The true measure of success, however, will only become evident in the months following the conference, as delegates begin to actually ‘make happen’ the points on the action plan (see the guest editor article by Giacomo Rambaldi and Benjamin Kwasi Addom from CTA on pages 4–5). This issue also follows up with the three leaders of the conference streams – Benjamin Kwasi Addom, Saskia Harmsen and Dady Demby – to see whether their sessions on emerging innovations, capacity strengthening and enabling environments, respectively, lived up to their expectations (see the three Q&A articles on pages 6–7, 14–15 and 19–20). CTA also sent a Knowledge Management team to Rwanda, consisting of Pete Cranston, Chris Addison and Krishan Bheenick, to report on the sessions. Three short articles based on their summaries appear on pages 9, 17 and 22.

Nawsheen Hosenally from CTA is introducing a new regular feature called ‘Young voices’. She kicks off with an article that describes the experiences of a young team of social reporters at the ICT4Ag conference. This initiative is part of CTA’s ongoing effort to engage youth in activities related to ICTs and agriculture. In addition to introducing a new feature, this issue of ICT Update is also moving in a new direction. Inspired by ICT4Ag, the magazine’s new name from now on symbolises the bringing together of the digital and agricultural worlds at the conference in Kigali and hopes to build on its success.

In this issue

Making it happen

The ICT4Ag conference held in Rwanda in November 2013 was unique in that it brought together a highly representative body of delegates from the ICT and agricultural sectors.


Dady Demby discusses various aspect of ‘enabling environment’, including how to create a balance between public and private financing to build ICT infrastructures.


The session on ‘Broadband’ examined innovative ways of reducing the costs of connectivity and improving access to internet and other ICT services in remote rural areas.

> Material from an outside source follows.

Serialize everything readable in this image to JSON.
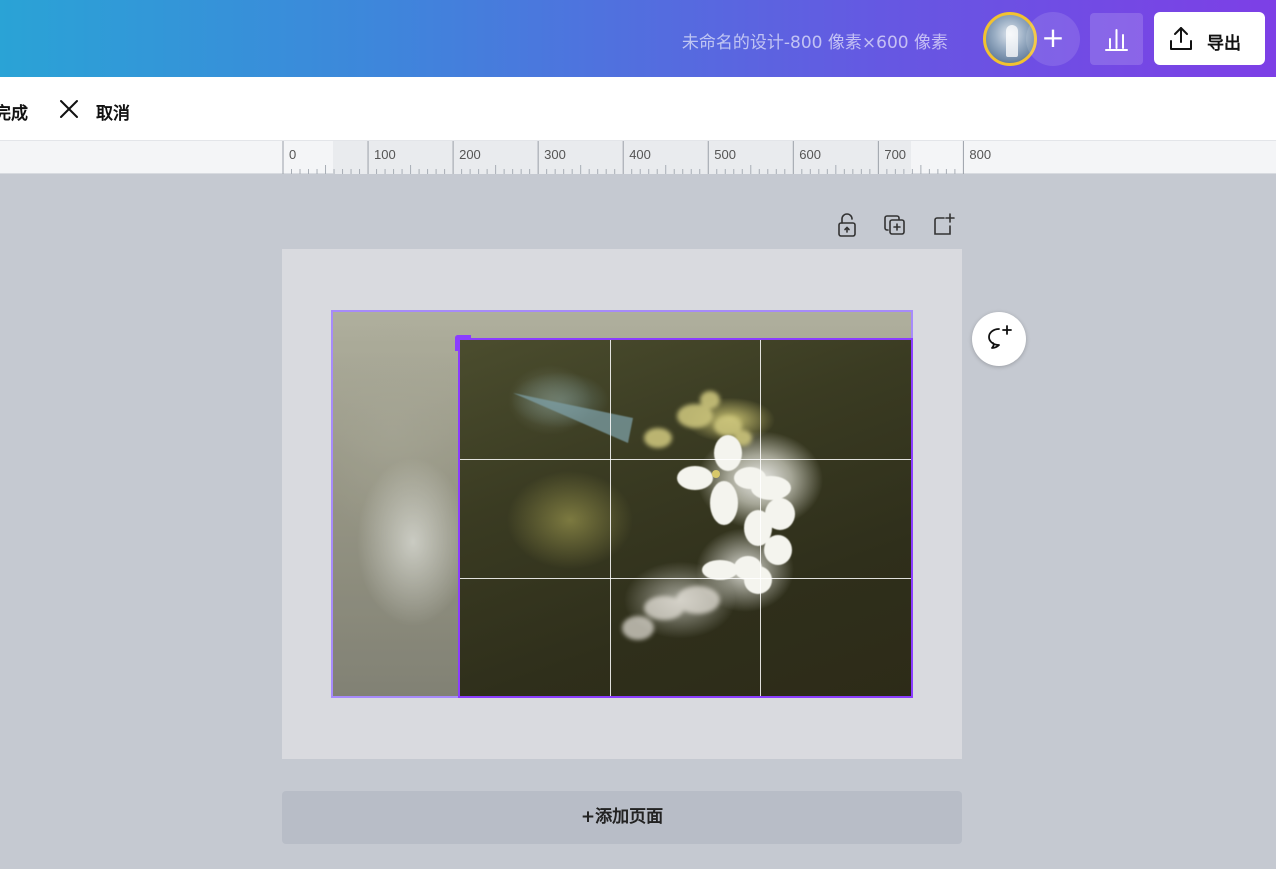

Examples include the universal service funds in countries such as Pakistan and Nigeria.


The session on ‘Capacity development, gender and ICTs in agriculture’ showed how communities benefit from giving women equal access to ICTs and stressed that all stakeholders, including men and the larger family unit, have to be involved in initiatives to improve women’s access to ICTs.


The session on ‘ICTs/mobile apps for access to financial services and insurance’ identified a number of lessons that will help improve the development of mobile financial services in ACP countries in the future.


Nawsheen Hosenally kicks off a new regular feature called Young voices by describing the experiences of the young on-site and online teams responsible for social reporting at the 2013 ICT4ag conference in Rwanda.


Saskia Harmsen discusses a number of topics that were covered in her sessions of capacity strengthening, including the importance of grassroots engagement and farmer organisations.

What began in 1998 as a newsletter and became a slim 8-page publication in 2000, eventually evolved into a full 16-page magazine in 2010 with its own website, newsletter and a social media presence.

Past issues

Spore N. 91

Next-generation ACP agriculture - innovations that work

Spore N. 90

Women and Digitalisation in Agriculture

Spore N. 89

Data4Ag: New opportunities for organised smallholder farmers

Spore N. 88

Unlocking the potential of blockchain for agriculture

View all